[RECORD SET]
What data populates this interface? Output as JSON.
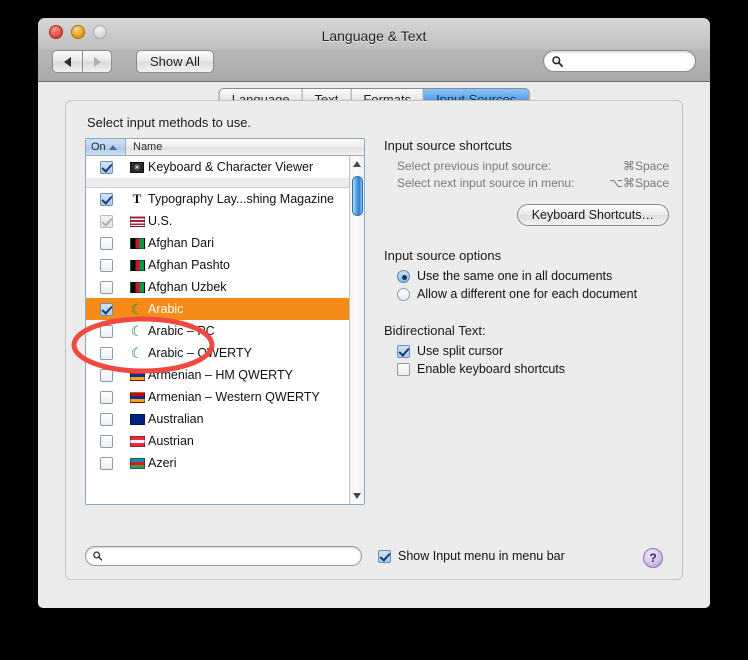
{
  "window": {
    "title": "Language & Text",
    "traffic_lights": [
      "close-button",
      "minimize-button",
      "zoom-button"
    ]
  },
  "toolbar": {
    "back_label": "back-arrow",
    "forward_label": "forward-arrow",
    "show_all_label": "Show All",
    "search_placeholder": "",
    "search_value": ""
  },
  "tabs": [
    {
      "label": "Language",
      "active": false
    },
    {
      "label": "Text",
      "active": false
    },
    {
      "label": "Formats",
      "active": false
    },
    {
      "label": "Input Sources",
      "active": true
    }
  ],
  "main": {
    "select_label": "Select input methods to use.",
    "columns": {
      "on": "On",
      "name": "Name",
      "sort": "ascending"
    },
    "rows": [
      {
        "name": "Keyboard & Character Viewer",
        "checked": true,
        "enabled": true,
        "selected": false,
        "icon": "keyboard-viewer-icon",
        "group": 0
      },
      {
        "name": "Typography Lay...shing Magazine",
        "checked": true,
        "enabled": true,
        "selected": false,
        "icon": "typography-icon",
        "group": 1
      },
      {
        "name": "U.S.",
        "checked": true,
        "enabled": false,
        "selected": false,
        "icon": "flag-us-icon",
        "group": 1
      },
      {
        "name": "Afghan Dari",
        "checked": false,
        "enabled": true,
        "selected": false,
        "icon": "flag-afghanistan-dari-icon",
        "group": 1
      },
      {
        "name": "Afghan Pashto",
        "checked": false,
        "enabled": true,
        "selected": false,
        "icon": "flag-afghanistan-pashto-icon",
        "group": 1
      },
      {
        "name": "Afghan Uzbek",
        "checked": false,
        "enabled": true,
        "selected": false,
        "icon": "flag-afghanistan-uzbek-icon",
        "group": 1
      },
      {
        "name": "Arabic",
        "checked": true,
        "enabled": true,
        "selected": true,
        "icon": "crescent-icon",
        "group": 1
      },
      {
        "name": "Arabic – PC",
        "checked": false,
        "enabled": true,
        "selected": false,
        "icon": "crescent-pc-icon",
        "group": 1
      },
      {
        "name": "Arabic – QWERTY",
        "checked": false,
        "enabled": true,
        "selected": false,
        "icon": "crescent-qwerty-icon",
        "group": 1
      },
      {
        "name": "Armenian – HM QWERTY",
        "checked": false,
        "enabled": true,
        "selected": false,
        "icon": "flag-armenia-icon",
        "group": 1
      },
      {
        "name": "Armenian – Western QWERTY",
        "checked": false,
        "enabled": true,
        "selected": false,
        "icon": "flag-armenia-icon",
        "group": 1
      },
      {
        "name": "Australian",
        "checked": false,
        "enabled": true,
        "selected": false,
        "icon": "flag-australia-icon",
        "group": 1
      },
      {
        "name": "Austrian",
        "checked": false,
        "enabled": true,
        "selected": false,
        "icon": "flag-austria-icon",
        "group": 1
      },
      {
        "name": "Azeri",
        "checked": false,
        "enabled": true,
        "selected": false,
        "icon": "flag-azerbaijan-icon",
        "group": 1
      }
    ],
    "shortcuts": {
      "title": "Input source shortcuts",
      "items": [
        {
          "label": "Select previous input source:",
          "key": "⌘Space"
        },
        {
          "label": "Select next input source in menu:",
          "key": "⌥⌘Space"
        }
      ],
      "button_label": "Keyboard Shortcuts…"
    },
    "options": {
      "title": "Input source options",
      "items": [
        {
          "label": "Use the same one in all documents",
          "selected": true
        },
        {
          "label": "Allow a different one for each document",
          "selected": false
        }
      ]
    },
    "bidi": {
      "title": "Bidirectional Text:",
      "items": [
        {
          "label": "Use split cursor",
          "checked": true
        },
        {
          "label": "Enable keyboard shortcuts",
          "checked": false
        }
      ]
    }
  },
  "bottom": {
    "search_placeholder": "",
    "search_value": "",
    "show_menu_label": "Show Input menu in menu bar",
    "show_menu_checked": true,
    "help_label": "?"
  },
  "annotation": {
    "shape": "ellipse",
    "color": "#ef4a42",
    "target": "Arabic"
  }
}
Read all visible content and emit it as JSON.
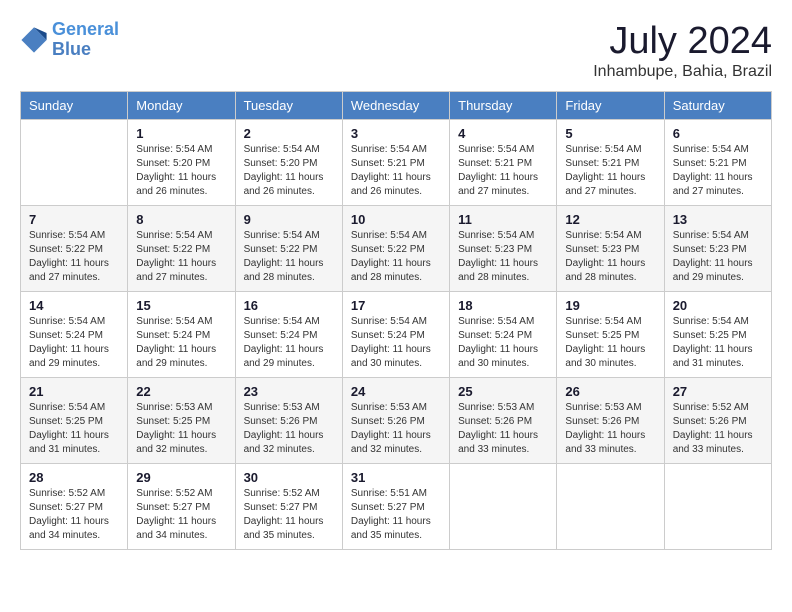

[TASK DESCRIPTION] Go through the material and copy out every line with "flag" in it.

[RESPONSE TO THE TASK]
        "icon": "flag-us-icon",
        "icon": "flag-afghanistan-dari-icon",
        "icon": "flag-afghanistan-pashto-icon",
        "icon": "flag-afghanistan-uzbek-icon",
        "icon": "flag-armenia-icon",
        "icon": "flag-armenia-icon",
        "icon": "flag-australia-icon",
        "icon": "flag-austria-icon",
        "icon": "flag-azerbaijan-icon",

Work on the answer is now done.